I read 250 books.

I did a few interviews, but not as many as I used to in previous years. I am going to attempt to do more of those this year. They can be a lot of fun!

Themes. I used to do a lot more themes before, but have since slacked off.

More book reviews. Yes.

Basically, last year can be summed up like a roller coaster, I had some highs with a lot of lows.

This year my goals are to:

Read 150 books. This number has dropped drastically over the years. I just don’t have the time anymore. But, I also found that I have been reading tons of secular novels, be they historical or Ya or mysteries. This means that I actually do not review a lot of Christian fiction because I don’t read as much of them as I used to.

Why? You ask.

Lately, I have found it to be kind of formulaic. I am always on the hunt for new ideas or old ideas presented in new ways and…I’m struggling to find Christian authors who present books in this way (though there are a few, and those I read!). Hence, this year, I will branch out more in the indie Christian field. That is my goal.

Writing more books. I am planning on writing more books this year. As to publishing them all at the same time…..yeah. It’s expensive to pay for an editor and my books are not selling at the point where things are breaking even, so I will still continue to publish one book a year unless a publisher picks me up or my books start selling. But, know that I am always, always writing and this month I will really get deep into the last book of my Tate series.

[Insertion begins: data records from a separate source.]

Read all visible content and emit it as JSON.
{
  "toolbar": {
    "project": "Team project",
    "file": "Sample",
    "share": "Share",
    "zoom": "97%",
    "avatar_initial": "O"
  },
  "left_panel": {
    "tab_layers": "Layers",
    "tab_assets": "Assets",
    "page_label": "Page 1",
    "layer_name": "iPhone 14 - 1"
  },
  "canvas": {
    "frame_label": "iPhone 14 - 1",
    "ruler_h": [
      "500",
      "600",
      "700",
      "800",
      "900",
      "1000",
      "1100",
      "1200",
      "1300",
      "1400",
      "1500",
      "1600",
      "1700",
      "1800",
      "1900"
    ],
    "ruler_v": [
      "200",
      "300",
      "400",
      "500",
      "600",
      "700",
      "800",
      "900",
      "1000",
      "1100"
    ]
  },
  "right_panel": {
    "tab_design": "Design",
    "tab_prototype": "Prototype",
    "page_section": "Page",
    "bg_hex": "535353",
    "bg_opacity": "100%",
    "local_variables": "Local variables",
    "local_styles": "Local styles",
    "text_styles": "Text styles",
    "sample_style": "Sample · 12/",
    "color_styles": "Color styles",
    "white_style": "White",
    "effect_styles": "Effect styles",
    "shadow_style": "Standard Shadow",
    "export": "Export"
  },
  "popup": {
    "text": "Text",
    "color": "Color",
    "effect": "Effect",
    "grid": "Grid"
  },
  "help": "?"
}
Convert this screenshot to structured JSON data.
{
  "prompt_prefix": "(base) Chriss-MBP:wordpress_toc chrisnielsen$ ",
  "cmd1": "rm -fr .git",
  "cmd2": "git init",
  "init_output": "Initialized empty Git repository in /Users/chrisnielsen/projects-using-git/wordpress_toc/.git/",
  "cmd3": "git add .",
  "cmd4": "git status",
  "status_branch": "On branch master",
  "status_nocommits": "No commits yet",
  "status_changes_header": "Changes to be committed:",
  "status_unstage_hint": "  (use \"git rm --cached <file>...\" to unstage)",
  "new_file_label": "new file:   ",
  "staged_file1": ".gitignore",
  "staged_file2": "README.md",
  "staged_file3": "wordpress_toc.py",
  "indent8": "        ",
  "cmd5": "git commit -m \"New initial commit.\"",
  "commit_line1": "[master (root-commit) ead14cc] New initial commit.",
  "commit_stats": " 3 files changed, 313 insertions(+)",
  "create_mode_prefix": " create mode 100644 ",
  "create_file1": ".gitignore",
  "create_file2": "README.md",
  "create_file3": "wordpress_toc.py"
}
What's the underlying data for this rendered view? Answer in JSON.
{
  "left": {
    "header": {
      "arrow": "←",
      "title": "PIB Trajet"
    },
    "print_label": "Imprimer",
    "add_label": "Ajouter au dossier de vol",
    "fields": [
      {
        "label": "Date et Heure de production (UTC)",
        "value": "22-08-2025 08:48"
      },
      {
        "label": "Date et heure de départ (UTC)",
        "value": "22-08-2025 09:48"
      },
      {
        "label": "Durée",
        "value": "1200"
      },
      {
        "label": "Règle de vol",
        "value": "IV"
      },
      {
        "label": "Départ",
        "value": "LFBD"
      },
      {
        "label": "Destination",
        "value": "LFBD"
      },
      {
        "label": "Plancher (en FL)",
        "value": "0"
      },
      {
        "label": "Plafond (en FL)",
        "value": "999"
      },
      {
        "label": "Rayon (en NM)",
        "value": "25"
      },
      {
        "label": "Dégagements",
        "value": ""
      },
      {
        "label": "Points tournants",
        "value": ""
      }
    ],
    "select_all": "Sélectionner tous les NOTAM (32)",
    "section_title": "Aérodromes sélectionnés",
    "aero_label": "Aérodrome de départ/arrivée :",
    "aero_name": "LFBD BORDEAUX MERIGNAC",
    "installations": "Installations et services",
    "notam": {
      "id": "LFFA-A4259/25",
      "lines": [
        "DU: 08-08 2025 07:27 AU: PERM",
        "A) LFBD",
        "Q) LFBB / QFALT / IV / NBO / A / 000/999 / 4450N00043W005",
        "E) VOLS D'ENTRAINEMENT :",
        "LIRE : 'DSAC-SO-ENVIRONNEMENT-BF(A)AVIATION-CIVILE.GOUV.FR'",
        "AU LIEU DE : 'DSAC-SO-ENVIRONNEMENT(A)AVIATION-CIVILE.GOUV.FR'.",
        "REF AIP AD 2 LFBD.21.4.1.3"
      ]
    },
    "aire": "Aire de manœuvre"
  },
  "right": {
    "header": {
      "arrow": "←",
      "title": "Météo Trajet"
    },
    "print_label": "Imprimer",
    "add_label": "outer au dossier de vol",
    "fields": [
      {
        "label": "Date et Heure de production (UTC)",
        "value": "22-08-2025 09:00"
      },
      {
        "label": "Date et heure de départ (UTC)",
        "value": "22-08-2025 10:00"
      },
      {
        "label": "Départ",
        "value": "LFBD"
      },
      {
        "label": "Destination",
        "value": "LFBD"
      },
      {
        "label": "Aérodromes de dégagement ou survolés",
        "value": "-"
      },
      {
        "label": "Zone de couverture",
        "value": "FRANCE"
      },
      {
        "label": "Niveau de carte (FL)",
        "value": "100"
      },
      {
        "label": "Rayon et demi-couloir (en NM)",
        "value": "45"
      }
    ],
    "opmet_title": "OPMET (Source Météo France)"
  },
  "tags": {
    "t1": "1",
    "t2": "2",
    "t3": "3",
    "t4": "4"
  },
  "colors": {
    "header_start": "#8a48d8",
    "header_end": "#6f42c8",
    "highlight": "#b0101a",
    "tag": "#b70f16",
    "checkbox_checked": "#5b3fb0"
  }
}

More blogging. This. I love this blog and I haven’t been acting like it lately. Things are about to change folks!

Anyway, may 2017 be a blessed year for all of us!